Please print every record below exactly as it reads.

══ Exercise input ══

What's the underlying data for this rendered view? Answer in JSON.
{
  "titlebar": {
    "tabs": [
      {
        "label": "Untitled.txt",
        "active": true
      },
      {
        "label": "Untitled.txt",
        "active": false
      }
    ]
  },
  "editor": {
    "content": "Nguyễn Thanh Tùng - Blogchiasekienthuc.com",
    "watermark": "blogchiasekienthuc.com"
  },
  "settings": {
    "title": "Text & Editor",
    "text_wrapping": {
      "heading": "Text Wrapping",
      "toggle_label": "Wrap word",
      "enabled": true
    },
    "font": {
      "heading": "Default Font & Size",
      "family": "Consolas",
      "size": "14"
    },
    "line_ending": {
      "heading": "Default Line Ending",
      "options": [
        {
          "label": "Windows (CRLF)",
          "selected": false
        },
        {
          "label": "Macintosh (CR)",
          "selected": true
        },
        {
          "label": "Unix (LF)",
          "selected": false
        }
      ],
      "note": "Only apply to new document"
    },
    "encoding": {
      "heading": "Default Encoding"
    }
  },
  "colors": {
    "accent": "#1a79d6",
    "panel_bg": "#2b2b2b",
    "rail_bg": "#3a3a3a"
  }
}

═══

_Expected answer_
What's the underlying data for this rendered view? Answer in JSON.
{
  "titlebar": {
    "tabs": [
      {
        "label": "Untitled.txt",
        "active": true
      },
      {
        "label": "Untitled.txt",
        "active": false
      }
    ]
  },
  "editor": {
    "content": "Nguyễn Thanh Tùng - Blogchiasekienthuc.com",
    "watermark": "blogchiasekienthuc.com"
  },
  "settings": {
    "title": "Text & Editor",
    "text_wrapping": {
      "heading": "Text Wrapping",
      "toggle_label": "Wrap word",
      "enabled": true
    },
    "font": {
      "heading": "Default Font & Size",
      "family": "Consolas",
      "size": "14"
    },
    "line_ending": {
      "heading": "Default Line Ending",
      "options": [
        {
          "label": "Windows (CRLF)",
          "selected": false
        },
        {
          "label": "Macintosh (CR)",
          "selected": true
        },
        {
          "label": "Unix (LF)",
          "selected": false
        }
      ],
      "note": "Only apply to new document"
    },
    "encoding": {
      "heading": "Default Encoding"
    }
  },
  "colors": {
    "accent": "#1a79d6",
    "panel_bg": "#2b2b2b",
    "rail_bg": "#3a3a3a"
  }
}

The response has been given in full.